If you are pulled over and suspected of DUI while your body is still absorbing alcohol, your blood alcohol concentration (BAC) will continue rising after your arrest. Any breathalyzer test or blood test given at this time or later will not accurately reflect how drunk you were while driving. This is what we call the “rising alcohol defense.”
How does alcohol absorption work?
When you have a drink, the alcohol is not all absorbed into your body at once. It’s absorbed slowly, and only the amount of alcohol in your blood (your BAC) affects how intoxicated you are—not the alcohol in your stomach. When you drink, your BAC will slowly rise, plateau for a while, and then fall again as your body eliminates the alcohol. This is why you sometimes feel more drunk after you’ve stopped drinking. In some cases, it can take up to 2 hours for alcohol to reach its BAC peak.
This delay affects your DUI case. Under the law, it’s illegal to be intoxicated while driving. But, even if you had some drinks before getting in the car, you may have been legally sober while at the wheel. Only much later, by the time police were able to test you, had your BAC risen to a point where it would be illegal to drive.

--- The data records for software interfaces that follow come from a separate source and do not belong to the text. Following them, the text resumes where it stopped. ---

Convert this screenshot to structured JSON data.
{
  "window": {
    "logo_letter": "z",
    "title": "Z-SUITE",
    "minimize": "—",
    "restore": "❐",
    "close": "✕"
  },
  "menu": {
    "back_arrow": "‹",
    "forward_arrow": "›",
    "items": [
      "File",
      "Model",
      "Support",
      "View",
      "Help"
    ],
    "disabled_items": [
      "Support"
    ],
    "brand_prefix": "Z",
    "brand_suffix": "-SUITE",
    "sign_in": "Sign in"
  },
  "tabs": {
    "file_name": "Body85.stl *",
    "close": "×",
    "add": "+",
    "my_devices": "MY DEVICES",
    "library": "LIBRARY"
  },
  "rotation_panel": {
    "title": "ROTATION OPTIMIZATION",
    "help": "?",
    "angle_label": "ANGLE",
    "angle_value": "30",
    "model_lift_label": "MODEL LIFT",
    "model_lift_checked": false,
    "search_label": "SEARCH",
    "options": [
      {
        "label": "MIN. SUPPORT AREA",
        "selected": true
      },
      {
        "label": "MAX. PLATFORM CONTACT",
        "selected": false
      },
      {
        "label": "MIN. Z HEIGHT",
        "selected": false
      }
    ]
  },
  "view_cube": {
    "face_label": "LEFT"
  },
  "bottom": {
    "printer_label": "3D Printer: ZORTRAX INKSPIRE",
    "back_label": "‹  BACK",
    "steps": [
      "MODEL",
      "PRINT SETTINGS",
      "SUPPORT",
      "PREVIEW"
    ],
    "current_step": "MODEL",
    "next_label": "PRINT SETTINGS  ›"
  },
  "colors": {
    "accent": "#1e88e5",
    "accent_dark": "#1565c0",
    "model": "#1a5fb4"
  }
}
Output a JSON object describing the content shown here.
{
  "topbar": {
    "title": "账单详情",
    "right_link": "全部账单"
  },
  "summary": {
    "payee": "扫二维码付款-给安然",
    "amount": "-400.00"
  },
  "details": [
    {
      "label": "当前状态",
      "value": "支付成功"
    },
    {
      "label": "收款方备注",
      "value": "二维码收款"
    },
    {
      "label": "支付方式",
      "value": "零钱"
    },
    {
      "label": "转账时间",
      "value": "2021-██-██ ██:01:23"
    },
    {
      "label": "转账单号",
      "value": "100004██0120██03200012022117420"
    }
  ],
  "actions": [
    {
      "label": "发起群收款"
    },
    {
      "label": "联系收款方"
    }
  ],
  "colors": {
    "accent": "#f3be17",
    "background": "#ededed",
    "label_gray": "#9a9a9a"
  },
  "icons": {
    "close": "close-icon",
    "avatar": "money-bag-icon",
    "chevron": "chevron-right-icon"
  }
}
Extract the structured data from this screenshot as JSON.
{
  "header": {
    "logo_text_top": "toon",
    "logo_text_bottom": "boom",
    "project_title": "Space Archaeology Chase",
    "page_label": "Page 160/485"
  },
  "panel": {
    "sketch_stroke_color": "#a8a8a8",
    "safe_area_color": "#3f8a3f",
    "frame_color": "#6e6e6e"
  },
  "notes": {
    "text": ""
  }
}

When you are arrested for DUI, police often don’t take these factors into account. Likewise, prosecutors look at your breath test results and make assumptions about what happened. If you can prove that their assumptions are false, the “rising BAC” defense could win your case.
What factors affect the rate of alcohol absorption?
The three biggest factors include:
- How much food you’ve eaten
- How long it’s been since you started drinking
Gender matters because men and women absorb alcohol differently. On average, women have less water in their bodies than men do, which means alcohol does not get as diluted in the body. Thus, women’s BAC typically rises faster than men’s.
Food matters because a full stomach slows the absorption of alcohol. Contrary to popular belief, a full stomach does not make you “less drunk” or prevent intoxication. However, it does slow absorption so that it takes longer to become intoxicated, and you then potentially feel intoxicated longer. This is particularly important in defending against a DUI.
Time matters because it’s the key to the BAC defense. If you had a drink and then immediately got in the car, your BAC probably had not risen much yet. If you only drove a short distance, you may never have been legally intoxicated while behind the wheel.
How does “rising BAC” defend me from a DUI charge?
Under California Vehicle Code 23152(b), it is illegal to drive when you have a BAC of .08% or greater. However, authorities cannot measure your BAC while you were driving. They can only measure it at the time of arrest or later. In some cases, two or more hours go by between being pulled over and having a breath test/blood test. That means the results are wildly inaccurate.
Most California DUIs are charged under VC 32152(b), and the prosecution must prove your BAC at the time of driving in order to convict you. If you can disprove their BAC estimate, they do not have the proof they need and you cannot be convicted.
How can I prove that my BAC was rising?
Experienced DUI attorneys will first construct a timeline of what happened: when you were drinking, how much you had, and when you were pulled over and tested. If the timeline suggests that rising BAC was a factor, they will bring in a professional toxicologist to show that your BAC must have been lower than .08% at the time you were actually pulled over.
What kind of evidence can I use to prove my case?
Any evidence that supports your timeline can be useful. The most common evidence includes:
- Receipts from the restaurant or bar (if any) showing what food and drinks you ordered and when
- Eyewitness testimony stating that you acted sober at the time you got in your car
- A police report that does not describe any erratic or seemingly impaired driving behavior prior to the arrest
Your attorney can help you identify the best evidence to use.
Have you been charged with DUI? We can connect you with an experienced Los Angeles DUI lawyer and get you a FREE consultation. Fill out the form to the right or call (310) 862-0199 and get your free consultation today.